(SOURCE MATERIAL)
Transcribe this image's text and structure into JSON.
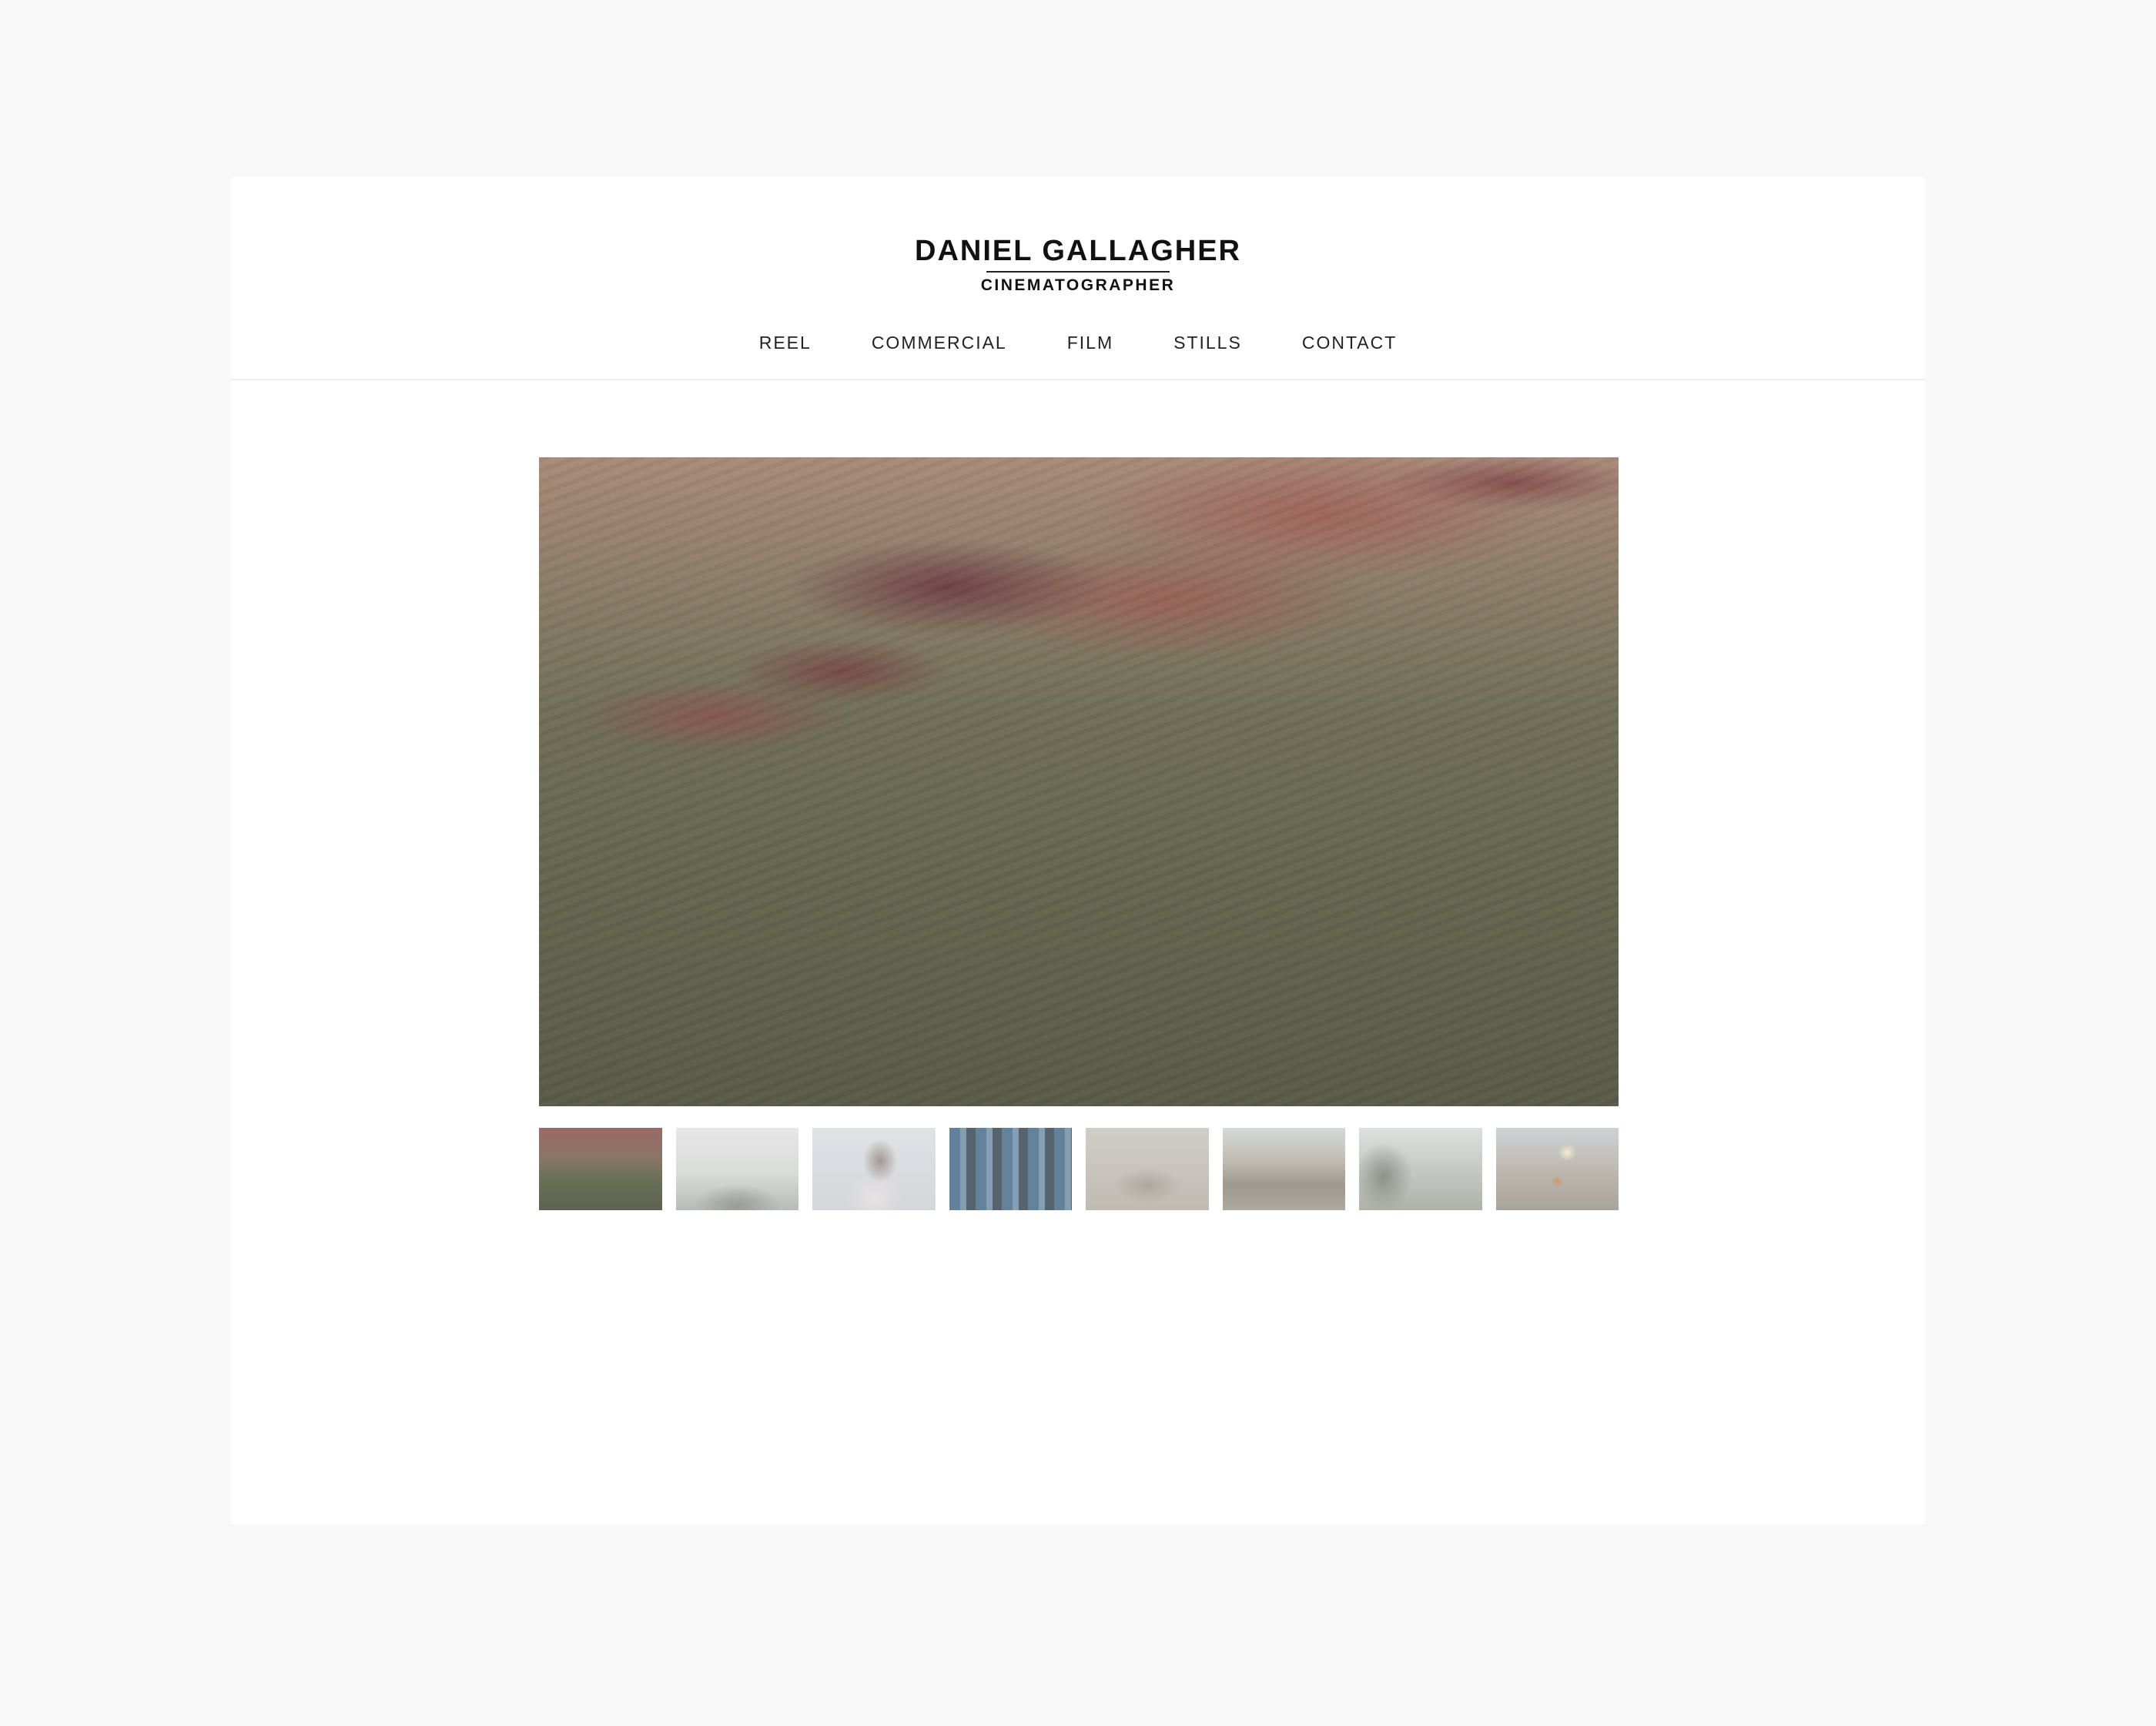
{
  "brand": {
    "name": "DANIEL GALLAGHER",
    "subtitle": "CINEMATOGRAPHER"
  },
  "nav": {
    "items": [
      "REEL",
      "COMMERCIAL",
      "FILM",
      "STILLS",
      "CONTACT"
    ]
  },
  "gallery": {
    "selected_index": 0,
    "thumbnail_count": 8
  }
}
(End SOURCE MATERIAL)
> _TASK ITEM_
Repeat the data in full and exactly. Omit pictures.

> _YOUR SOLUTION_
Transcribe this image's text and structure into JSON.
{
  "brand": {
    "name": "DANIEL GALLAGHER",
    "subtitle": "CINEMATOGRAPHER"
  },
  "nav": {
    "items": [
      "REEL",
      "COMMERCIAL",
      "FILM",
      "STILLS",
      "CONTACT"
    ]
  },
  "gallery": {
    "selected_index": 0,
    "thumbnail_count": 8
  }
}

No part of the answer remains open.